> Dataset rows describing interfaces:
__________________________________________________

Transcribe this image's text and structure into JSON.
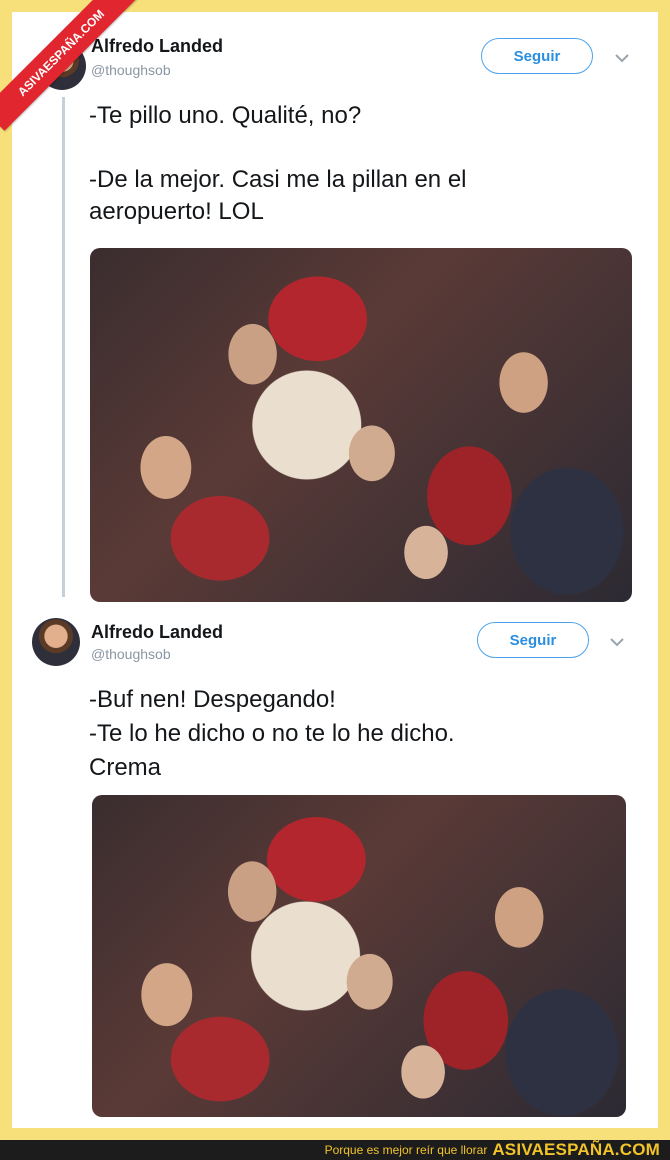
{
  "tweets": [
    {
      "author_name": "Alfredo Landed",
      "handle": "@thoughsob",
      "follow_label": "Seguir",
      "text_lines": [
        "-Te pillo uno. Qualité, no?",
        "",
        "-De la mejor. Casi me la pillan en el",
        "aeropuerto! LOL"
      ]
    },
    {
      "author_name": "Alfredo Landed",
      "handle": "@thoughsob",
      "follow_label": "Seguir",
      "text_lines": [
        "-Buf nen! Despegando!",
        "-Te lo he dicho o no te lo he dicho.",
        "Crema"
      ]
    }
  ],
  "watermark": "ASIVAESPAÑA.COM",
  "footer": {
    "tagline": "Porque es mejor reír que llorar",
    "site": "ASIVAESPAÑA.COM"
  },
  "colors": {
    "frame": "#f7e07a",
    "follow_accent": "#4ba3eb",
    "watermark_red": "#e2262f",
    "footer_text": "#f2c42a"
  }
}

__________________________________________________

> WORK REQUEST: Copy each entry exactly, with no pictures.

> REPLY TO THE TASK:
Transcribe this image's text and structure into JSON.
{
  "tweets": [
    {
      "author_name": "Alfredo Landed",
      "handle": "@thoughsob",
      "follow_label": "Seguir",
      "text_lines": [
        "-Te pillo uno. Qualité, no?",
        "",
        "-De la mejor. Casi me la pillan en el",
        "aeropuerto! LOL"
      ]
    },
    {
      "author_name": "Alfredo Landed",
      "handle": "@thoughsob",
      "follow_label": "Seguir",
      "text_lines": [
        "-Buf nen! Despegando!",
        "-Te lo he dicho o no te lo he dicho.",
        "Crema"
      ]
    }
  ],
  "watermark": "ASIVAESPAÑA.COM",
  "footer": {
    "tagline": "Porque es mejor reír que llorar",
    "site": "ASIVAESPAÑA.COM"
  },
  "colors": {
    "frame": "#f7e07a",
    "follow_accent": "#4ba3eb",
    "watermark_red": "#e2262f",
    "footer_text": "#f2c42a"
  }
}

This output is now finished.